Have spent the last few days in a ridiculously idyllic former miner's cottage on the edge of a steep valley in the very westernmost part of Cornwall. For those who know the area, we're by the Cot Valley within walking distance of Cape Cornwall. The cottage is owned by the National Trust (we make an exception from our dislike of them for their holiday cottages) and is at the top of a steep slope, with parking some way down it. The garden stops suddenly at a steep drop, making sleepwalking suicidal.
The only disadvantage is that we can't get reception on the laptop's mobile internet card from anywhere in the cottage or its grounds, so we are driving off to lay-bys in the countryside every day to check emails and do things like make this post.
Anyway, as ever, here are some pix.
Road to nowhere

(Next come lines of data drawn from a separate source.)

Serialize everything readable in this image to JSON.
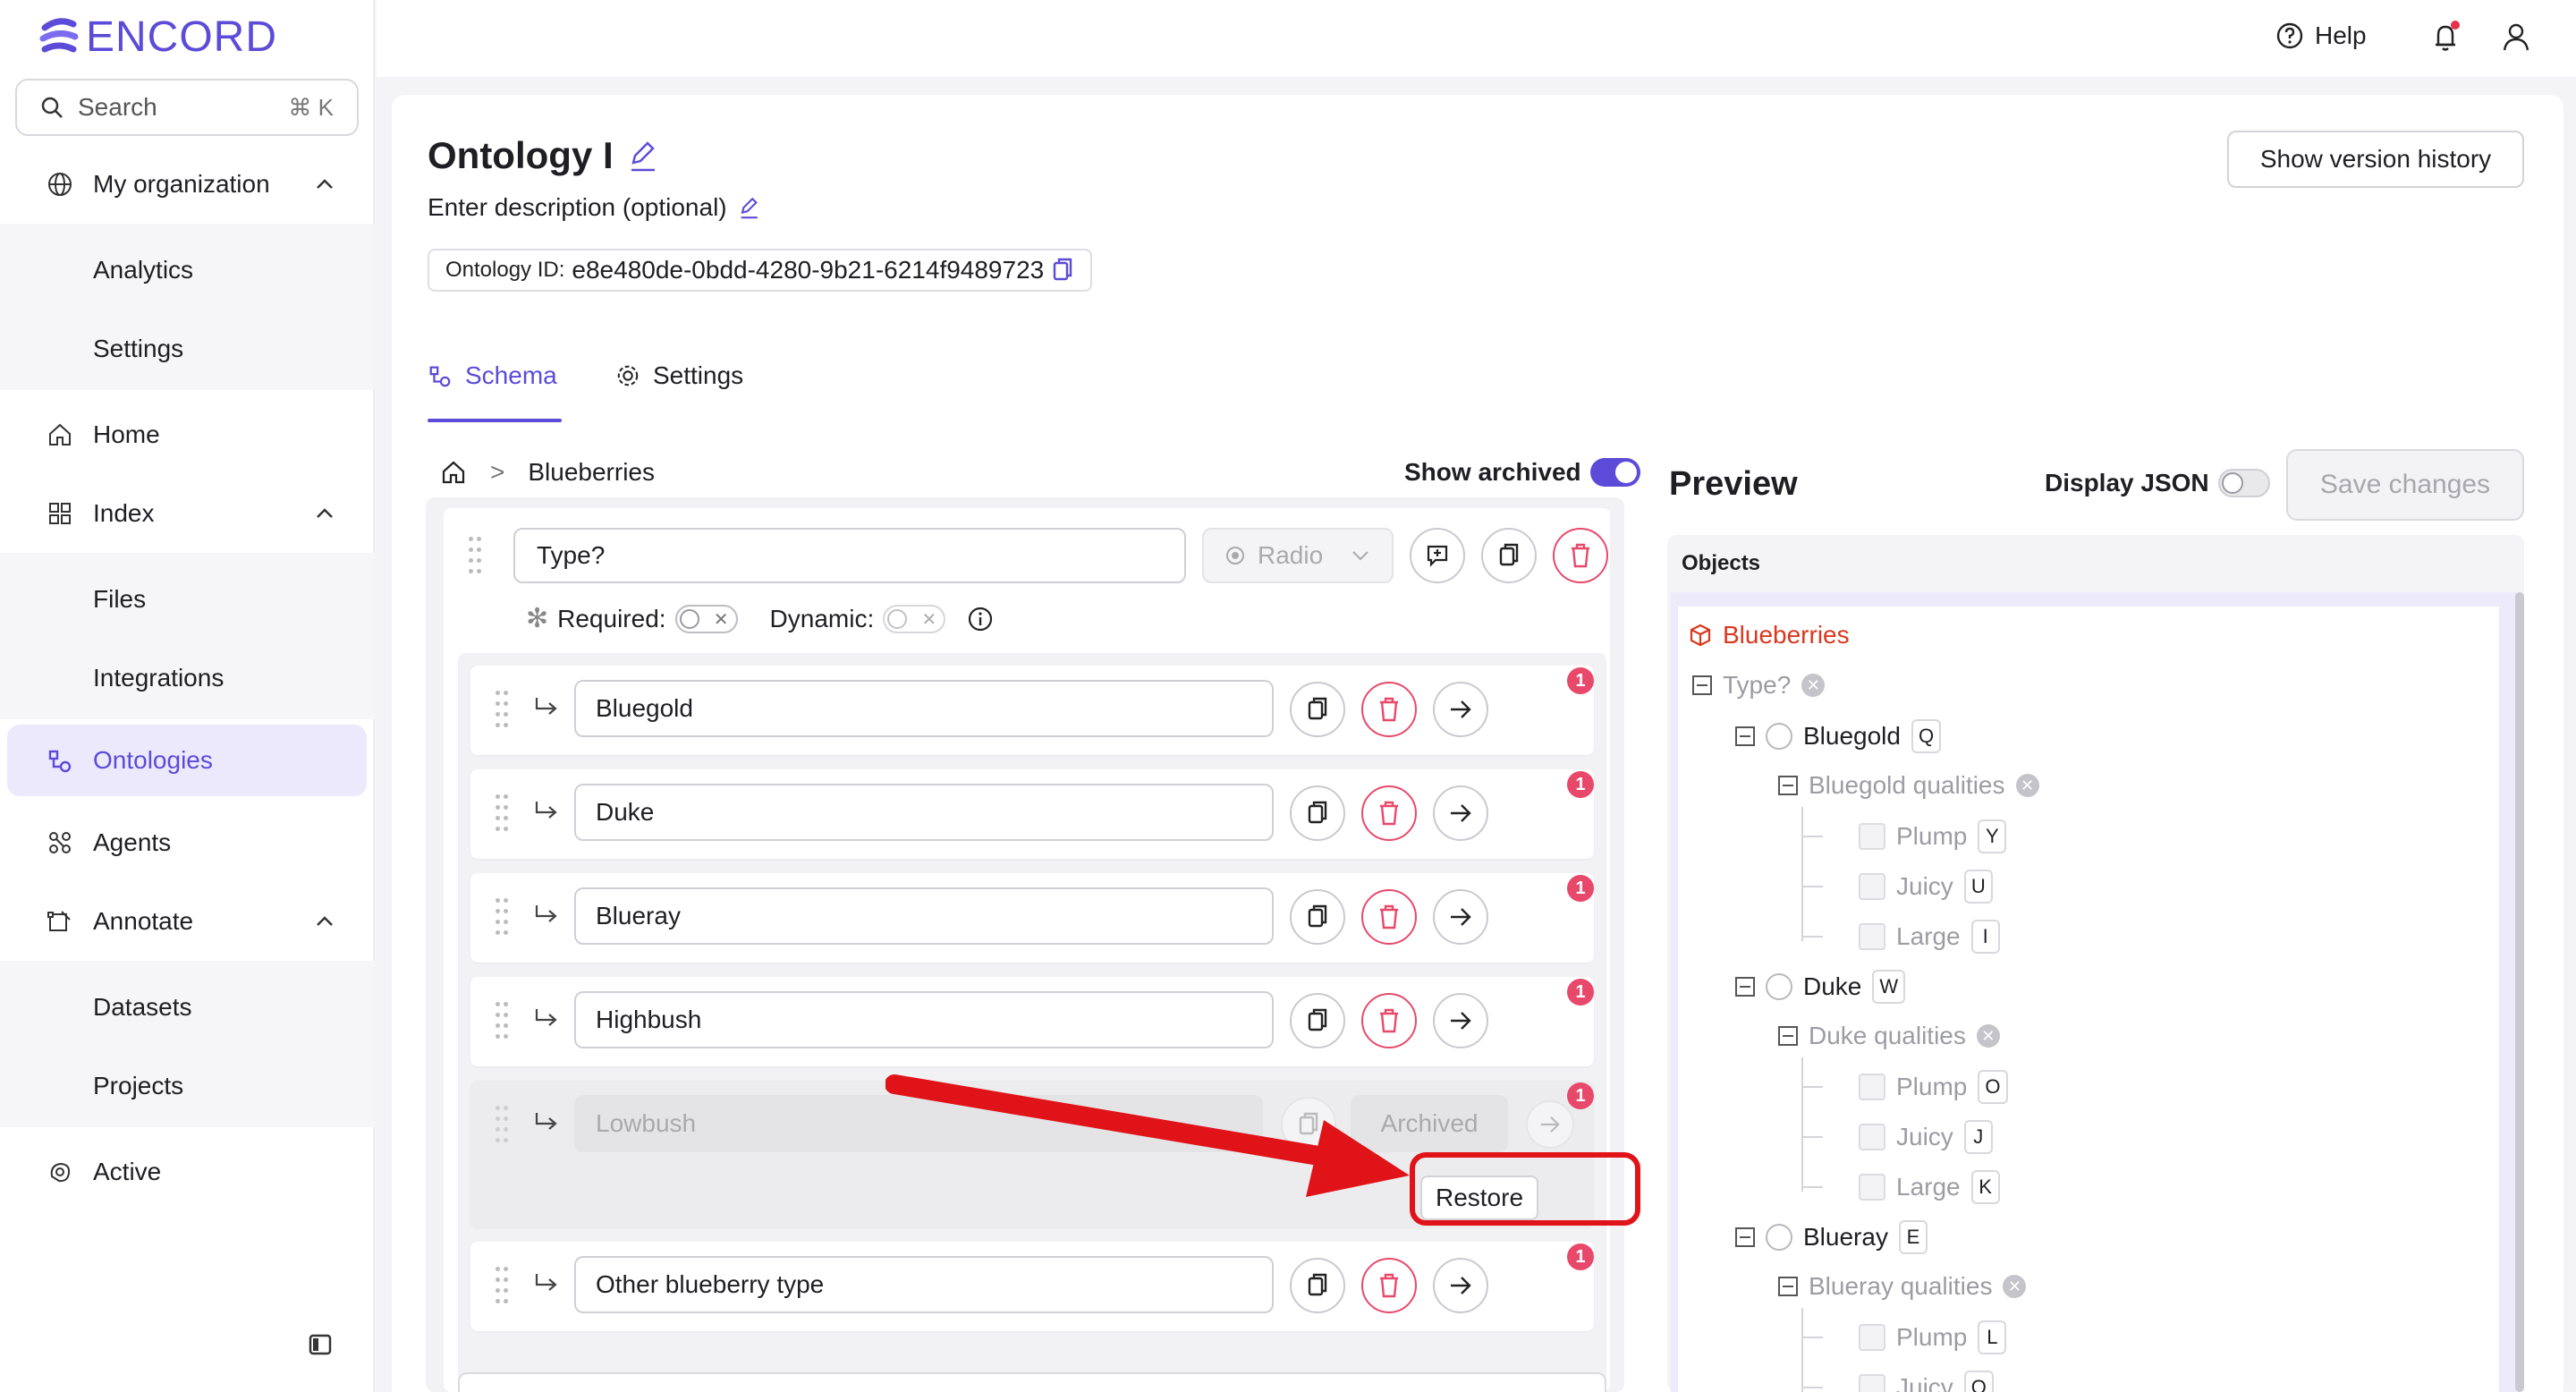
{
  "brand": {
    "name": "ENCORD",
    "color": "#5b4bd8"
  },
  "search": {
    "placeholder": "Search",
    "shortcut": "⌘ K"
  },
  "sidebar": {
    "org": "My organization",
    "org_items": [
      "Analytics",
      "Settings"
    ],
    "home": "Home",
    "index": "Index",
    "index_items": [
      "Files",
      "Integrations"
    ],
    "ontologies": "Ontologies",
    "agents": "Agents",
    "annotate": "Annotate",
    "annotate_items": [
      "Datasets",
      "Projects"
    ],
    "active": "Active"
  },
  "topbar": {
    "help": "Help",
    "has_notification": true
  },
  "ontology": {
    "title": "Ontology I",
    "description": "Enter description (optional)",
    "id_label": "Ontology ID:",
    "id_value": "e8e480de-0bdd-4280-9b21-6214f9489723",
    "version_history_button": "Show version history"
  },
  "tabs": {
    "schema": "Schema",
    "settings": "Settings",
    "active": "Schema"
  },
  "breadcrumb": {
    "current": "Blueberries"
  },
  "show_archived": {
    "label": "Show archived",
    "on": true
  },
  "question": {
    "value": "Type?",
    "type": "Radio",
    "required_label": "Required:",
    "dynamic_label": "Dynamic:",
    "required_on": false,
    "dynamic_on": false
  },
  "options": [
    {
      "label": "Bluegold",
      "badge": "1",
      "archived": false
    },
    {
      "label": "Duke",
      "badge": "1",
      "archived": false
    },
    {
      "label": "Blueray",
      "badge": "1",
      "archived": false
    },
    {
      "label": "Highbush",
      "badge": "1",
      "archived": false
    },
    {
      "label": "Lowbush",
      "badge": "1",
      "archived": true,
      "archived_tag": "Archived",
      "restore_label": "Restore"
    },
    {
      "label": "Other blueberry type",
      "badge": "1",
      "archived": false
    }
  ],
  "preview": {
    "title": "Preview",
    "display_json_label": "Display JSON",
    "display_json_on": false,
    "save_button": "Save changes",
    "objects_label": "Objects",
    "object_name": "Blueberries",
    "object_color": "#d9381e",
    "question": "Type?",
    "tree": [
      {
        "name": "Bluegold",
        "key": "Q",
        "group": "Bluegold qualities",
        "items": [
          {
            "name": "Plump",
            "key": "Y"
          },
          {
            "name": "Juicy",
            "key": "U"
          },
          {
            "name": "Large",
            "key": "I"
          }
        ]
      },
      {
        "name": "Duke",
        "key": "W",
        "group": "Duke qualities",
        "items": [
          {
            "name": "Plump",
            "key": "O"
          },
          {
            "name": "Juicy",
            "key": "J"
          },
          {
            "name": "Large",
            "key": "K"
          }
        ]
      },
      {
        "name": "Blueray",
        "key": "E",
        "group": "Blueray qualities",
        "items": [
          {
            "name": "Plump",
            "key": "L"
          },
          {
            "name": "Juicy",
            "key": "O"
          }
        ]
      }
    ]
  },
  "annotation_color": "#e01318",
  "accent_color": "#5b4bd8",
  "danger_color": "#e8496b"
}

At the foot of the Cot Valley is Porthnanven, a stony beach with remnants of the tin industry – and a road that stops abruptly.
Stagnant green water fills this mining relic. We wondered if it was bottomless – it turned out to be only a couple of inches deep.
The country's most westernmost graffiti? Indymedia.org had come to visit – and left its calling card on the ruins' walls.
At Cape Cornwall
Down in Priest's Cove at Cape Cornwall there is nothing to protect you from waves that have travelled the width of the Atlantic.
Priest's Cove features a bathing pool that fills up each time the tide comes in. A bit too cold to be fun at this time of year…
There were times at Cape Cornwall, looking at the size of the breakers rolling in, that I couldn't help but think of the tsunami disaster and marvel at the power of the sea.
In the search for internet access we parked by Land's End aerodrome, where sight-seeing flights took off into the evening sun.
Just like home
A burned-out vehicle in the carpark for Chapel Carn Brea was a reminder that some things are not unique to living in the city.
Sunset over Land's End
Chapel Carn Brea is England's most westerly hill – next stop after this sunset is the United States…